Data under study: Begin

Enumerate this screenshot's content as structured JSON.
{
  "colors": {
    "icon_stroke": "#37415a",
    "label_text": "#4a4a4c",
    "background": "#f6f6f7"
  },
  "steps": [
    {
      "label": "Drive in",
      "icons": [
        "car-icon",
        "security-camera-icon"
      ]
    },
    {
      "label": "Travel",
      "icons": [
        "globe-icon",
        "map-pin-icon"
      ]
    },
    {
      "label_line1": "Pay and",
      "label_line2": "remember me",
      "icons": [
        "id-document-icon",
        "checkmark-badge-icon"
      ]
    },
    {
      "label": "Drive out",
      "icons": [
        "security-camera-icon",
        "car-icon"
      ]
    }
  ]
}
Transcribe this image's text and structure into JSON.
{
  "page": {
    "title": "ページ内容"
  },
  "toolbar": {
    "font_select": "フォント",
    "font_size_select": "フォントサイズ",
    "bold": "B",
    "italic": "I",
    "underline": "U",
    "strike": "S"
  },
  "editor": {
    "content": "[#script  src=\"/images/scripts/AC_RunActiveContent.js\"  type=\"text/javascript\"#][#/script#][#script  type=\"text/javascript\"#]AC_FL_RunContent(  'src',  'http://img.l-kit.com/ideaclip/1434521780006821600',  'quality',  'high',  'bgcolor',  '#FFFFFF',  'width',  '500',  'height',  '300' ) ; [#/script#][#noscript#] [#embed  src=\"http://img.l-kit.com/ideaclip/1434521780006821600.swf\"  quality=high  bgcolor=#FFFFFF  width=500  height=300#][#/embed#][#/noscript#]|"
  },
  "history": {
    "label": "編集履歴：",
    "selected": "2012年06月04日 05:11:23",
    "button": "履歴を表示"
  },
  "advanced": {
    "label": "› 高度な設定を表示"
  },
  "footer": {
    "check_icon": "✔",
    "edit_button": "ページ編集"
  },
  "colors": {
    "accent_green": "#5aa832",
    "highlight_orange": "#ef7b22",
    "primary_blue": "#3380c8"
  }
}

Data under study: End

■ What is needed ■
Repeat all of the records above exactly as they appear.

■ Answer ■
Enumerate this screenshot's content as structured JSON.
{
  "colors": {
    "icon_stroke": "#37415a",
    "label_text": "#4a4a4c",
    "background": "#f6f6f7"
  },
  "steps": [
    {
      "label": "Drive in",
      "icons": [
        "car-icon",
        "security-camera-icon"
      ]
    },
    {
      "label": "Travel",
      "icons": [
        "globe-icon",
        "map-pin-icon"
      ]
    },
    {
      "label_line1": "Pay and",
      "label_line2": "remember me",
      "icons": [
        "id-document-icon",
        "checkmark-badge-icon"
      ]
    },
    {
      "label": "Drive out",
      "icons": [
        "security-camera-icon",
        "car-icon"
      ]
    }
  ]
}
Transcribe this image's text and structure into JSON.
{
  "page": {
    "title": "ページ内容"
  },
  "toolbar": {
    "font_select": "フォント",
    "font_size_select": "フォントサイズ",
    "bold": "B",
    "italic": "I",
    "underline": "U",
    "strike": "S"
  },
  "editor": {
    "content": "[#script  src=\"/images/scripts/AC_RunActiveContent.js\"  type=\"text/javascript\"#][#/script#][#script  type=\"text/javascript\"#]AC_FL_RunContent(  'src',  'http://img.l-kit.com/ideaclip/1434521780006821600',  'quality',  'high',  'bgcolor',  '#FFFFFF',  'width',  '500',  'height',  '300' ) ; [#/script#][#noscript#] [#embed  src=\"http://img.l-kit.com/ideaclip/1434521780006821600.swf\"  quality=high  bgcolor=#FFFFFF  width=500  height=300#][#/embed#][#/noscript#]|"
  },
  "history": {
    "label": "編集履歴：",
    "selected": "2012年06月04日 05:11:23",
    "button": "履歴を表示"
  },
  "advanced": {
    "label": "› 高度な設定を表示"
  },
  "footer": {
    "check_icon": "✔",
    "edit_button": "ページ編集"
  },
  "colors": {
    "accent_green": "#5aa832",
    "highlight_orange": "#ef7b22",
    "primary_blue": "#3380c8"
  }
}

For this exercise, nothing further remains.